INDIA – The food regulator has drafted regulations for restaurants and eateries, requiring them to employ a food safety officer in order to obtain a licence.
The Food Safety & Standards Authority of India also made it mandatory for companies that sell food online to get separate licences under the Food Safety & Standards (Licensing and Registration of Food Business) Amendment Regulations, 2018.
Owners and vendors of food products sold on ecommerce platforms must display their licences or FSSAI registrations.
The ecommerce firms will have to ensure that food articles have a pending shelf life of 30% or 45 days before expiry at the time of delivery to consumers.
Such food products can be sampled at any point in the supply chain, the authority added.
While applying for a state or central licence, restaurants won’t have to submit blueprints or layout plans, names and lists of equipment and machinery, lists of food categories, copies of certificates obtained under Co-op Act, NOCs from manufacturers and recall plans.
“The revised condition prescribes that a Food Safety Display Board needs to be displayed at a prominent place in the premises and employment of at least one technical person or Food Safety Supervisor trained by Food Safety and Standards Authority of India in case of restaurant,” the regulator said.
“Safety and standards are paramount in running any business which has food for human consumption,” said Rahul Singh, president of the National Restaurant Association of India.
“The NRAI welcomes such initiatives as restaurants need to dedicate their resources towards food safety to successful execute measures and develop a culture within their premises to stay committed towards customer safety.”
The draft regulations are being notified and the final regulations will be enforced subsequently.

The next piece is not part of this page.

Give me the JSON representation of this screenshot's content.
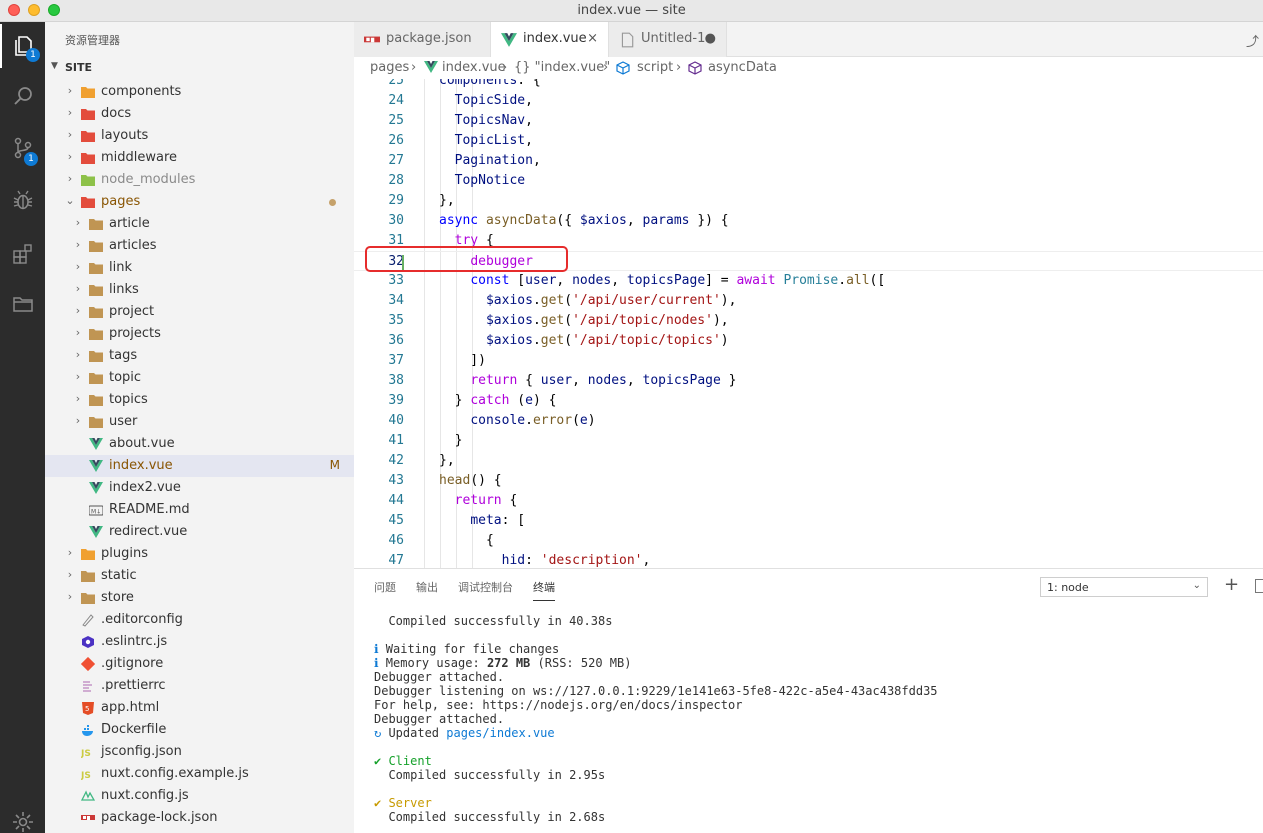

“All food companies will have to follow these revised regulations with immediate effect and the enforcement of these regulations will commence only after the final regulations are notified in the Gazette of India,” FSSAI said.
The regulator simplified rules for slaughter houses, making minimum sanitary and hygienic requirements mandatory because the earlier requirements were not compatible with the operation of small slaughter houses.
Rules have been laid down for catering companies, including those that provide services at eating houses, canteens at schools, colleges and other institutions, religious places, trains and flights, hospitals and events.